### [EXERCISE INSTRUCTIONS]
Return all lines below containing the word "this".

### [GIVEN DATA]
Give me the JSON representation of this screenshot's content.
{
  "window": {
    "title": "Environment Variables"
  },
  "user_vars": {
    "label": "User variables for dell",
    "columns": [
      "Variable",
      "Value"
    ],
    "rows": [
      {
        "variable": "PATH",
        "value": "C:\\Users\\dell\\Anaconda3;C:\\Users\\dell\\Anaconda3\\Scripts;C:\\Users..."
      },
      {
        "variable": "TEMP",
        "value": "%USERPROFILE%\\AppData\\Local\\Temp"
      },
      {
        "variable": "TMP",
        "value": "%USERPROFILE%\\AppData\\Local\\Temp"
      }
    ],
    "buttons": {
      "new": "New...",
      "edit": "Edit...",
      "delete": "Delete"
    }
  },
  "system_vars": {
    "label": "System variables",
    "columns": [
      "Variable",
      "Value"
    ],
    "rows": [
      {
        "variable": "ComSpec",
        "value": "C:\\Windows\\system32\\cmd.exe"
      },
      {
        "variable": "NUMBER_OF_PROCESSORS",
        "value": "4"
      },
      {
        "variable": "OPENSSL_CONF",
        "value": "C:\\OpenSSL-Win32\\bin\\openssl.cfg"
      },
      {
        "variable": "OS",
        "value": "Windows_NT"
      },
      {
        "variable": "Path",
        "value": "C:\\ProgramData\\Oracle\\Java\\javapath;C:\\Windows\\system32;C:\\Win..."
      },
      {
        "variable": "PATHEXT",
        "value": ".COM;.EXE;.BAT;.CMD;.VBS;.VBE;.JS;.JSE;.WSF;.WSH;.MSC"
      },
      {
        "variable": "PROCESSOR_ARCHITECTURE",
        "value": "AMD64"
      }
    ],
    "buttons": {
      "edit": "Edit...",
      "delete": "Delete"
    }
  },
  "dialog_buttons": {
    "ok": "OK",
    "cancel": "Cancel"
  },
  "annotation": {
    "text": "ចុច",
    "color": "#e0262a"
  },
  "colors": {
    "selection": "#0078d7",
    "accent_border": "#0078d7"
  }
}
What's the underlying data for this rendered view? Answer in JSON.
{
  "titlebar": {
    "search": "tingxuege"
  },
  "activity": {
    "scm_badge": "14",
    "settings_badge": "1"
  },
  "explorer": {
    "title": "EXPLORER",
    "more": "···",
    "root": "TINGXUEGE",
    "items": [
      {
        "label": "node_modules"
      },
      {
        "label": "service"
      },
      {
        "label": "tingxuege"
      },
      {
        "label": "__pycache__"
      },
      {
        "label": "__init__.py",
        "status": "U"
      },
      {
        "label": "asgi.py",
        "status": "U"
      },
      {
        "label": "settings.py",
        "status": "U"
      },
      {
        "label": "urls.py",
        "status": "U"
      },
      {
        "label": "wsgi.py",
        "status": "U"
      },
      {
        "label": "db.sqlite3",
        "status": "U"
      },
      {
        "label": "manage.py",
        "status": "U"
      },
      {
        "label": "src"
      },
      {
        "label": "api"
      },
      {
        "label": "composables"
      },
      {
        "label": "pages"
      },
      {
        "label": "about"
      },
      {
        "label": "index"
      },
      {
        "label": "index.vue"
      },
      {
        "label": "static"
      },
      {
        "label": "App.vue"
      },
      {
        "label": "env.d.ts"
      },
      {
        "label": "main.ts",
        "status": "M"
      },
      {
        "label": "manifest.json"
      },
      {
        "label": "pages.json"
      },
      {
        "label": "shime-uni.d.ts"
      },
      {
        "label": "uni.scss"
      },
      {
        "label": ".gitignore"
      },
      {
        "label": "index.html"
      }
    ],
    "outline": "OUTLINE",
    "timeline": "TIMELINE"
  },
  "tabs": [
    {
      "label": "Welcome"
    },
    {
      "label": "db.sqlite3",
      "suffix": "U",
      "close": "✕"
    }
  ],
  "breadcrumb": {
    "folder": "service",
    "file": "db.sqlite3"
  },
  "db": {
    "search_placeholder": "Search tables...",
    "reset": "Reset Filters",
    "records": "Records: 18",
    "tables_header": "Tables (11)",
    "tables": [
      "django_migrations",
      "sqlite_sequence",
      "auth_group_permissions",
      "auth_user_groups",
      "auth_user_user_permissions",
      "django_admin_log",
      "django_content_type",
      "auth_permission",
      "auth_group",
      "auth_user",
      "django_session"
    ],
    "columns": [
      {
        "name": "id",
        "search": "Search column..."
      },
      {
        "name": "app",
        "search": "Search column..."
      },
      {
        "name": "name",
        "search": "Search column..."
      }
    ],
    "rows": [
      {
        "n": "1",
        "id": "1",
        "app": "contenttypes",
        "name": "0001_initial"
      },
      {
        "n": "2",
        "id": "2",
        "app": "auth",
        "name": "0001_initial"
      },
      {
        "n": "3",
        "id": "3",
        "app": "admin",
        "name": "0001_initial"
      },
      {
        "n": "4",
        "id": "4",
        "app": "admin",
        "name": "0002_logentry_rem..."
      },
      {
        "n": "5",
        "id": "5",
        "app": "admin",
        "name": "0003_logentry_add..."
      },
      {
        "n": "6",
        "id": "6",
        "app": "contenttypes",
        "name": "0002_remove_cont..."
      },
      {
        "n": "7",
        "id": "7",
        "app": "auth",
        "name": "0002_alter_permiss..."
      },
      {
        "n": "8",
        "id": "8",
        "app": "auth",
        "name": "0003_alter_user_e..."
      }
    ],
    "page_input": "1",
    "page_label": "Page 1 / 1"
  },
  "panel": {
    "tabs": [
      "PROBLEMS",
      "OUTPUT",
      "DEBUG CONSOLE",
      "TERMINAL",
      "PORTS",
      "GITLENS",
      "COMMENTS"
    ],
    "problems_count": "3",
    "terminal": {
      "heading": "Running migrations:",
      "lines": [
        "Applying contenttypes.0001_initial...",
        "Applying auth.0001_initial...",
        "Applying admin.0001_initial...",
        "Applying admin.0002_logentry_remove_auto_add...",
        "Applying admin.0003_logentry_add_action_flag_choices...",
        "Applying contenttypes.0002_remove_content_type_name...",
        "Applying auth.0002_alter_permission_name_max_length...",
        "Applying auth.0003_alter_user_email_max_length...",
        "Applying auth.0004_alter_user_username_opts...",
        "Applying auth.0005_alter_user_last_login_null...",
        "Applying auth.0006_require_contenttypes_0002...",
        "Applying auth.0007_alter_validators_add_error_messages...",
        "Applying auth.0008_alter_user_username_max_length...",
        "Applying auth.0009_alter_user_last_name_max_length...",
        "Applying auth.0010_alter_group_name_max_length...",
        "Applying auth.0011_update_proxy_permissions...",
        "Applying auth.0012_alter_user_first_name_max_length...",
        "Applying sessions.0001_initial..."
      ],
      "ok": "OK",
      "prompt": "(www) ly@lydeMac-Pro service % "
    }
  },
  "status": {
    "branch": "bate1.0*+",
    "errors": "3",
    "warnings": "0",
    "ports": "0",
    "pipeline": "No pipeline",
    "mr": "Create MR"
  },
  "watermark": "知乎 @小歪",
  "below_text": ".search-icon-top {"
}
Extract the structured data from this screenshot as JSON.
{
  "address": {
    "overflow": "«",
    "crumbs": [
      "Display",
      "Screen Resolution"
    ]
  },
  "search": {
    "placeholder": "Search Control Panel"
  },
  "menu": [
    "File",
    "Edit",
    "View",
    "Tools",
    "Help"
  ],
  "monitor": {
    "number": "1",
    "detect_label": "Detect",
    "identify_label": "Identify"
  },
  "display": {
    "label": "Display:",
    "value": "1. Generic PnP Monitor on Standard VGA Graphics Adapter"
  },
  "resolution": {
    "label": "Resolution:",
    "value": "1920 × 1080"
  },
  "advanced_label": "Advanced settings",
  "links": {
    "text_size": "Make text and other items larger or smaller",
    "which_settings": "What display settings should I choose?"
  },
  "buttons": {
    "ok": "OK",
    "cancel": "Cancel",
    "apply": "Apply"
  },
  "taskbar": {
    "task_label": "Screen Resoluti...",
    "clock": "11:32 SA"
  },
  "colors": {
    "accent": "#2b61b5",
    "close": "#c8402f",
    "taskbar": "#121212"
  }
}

### [EXERCISE SOLUTION]
Give me the JSON representation of this screenshot's content.
What's the underlying data for this rendered view? Answer in JSON.
Extract the structured data from this screenshot as JSON.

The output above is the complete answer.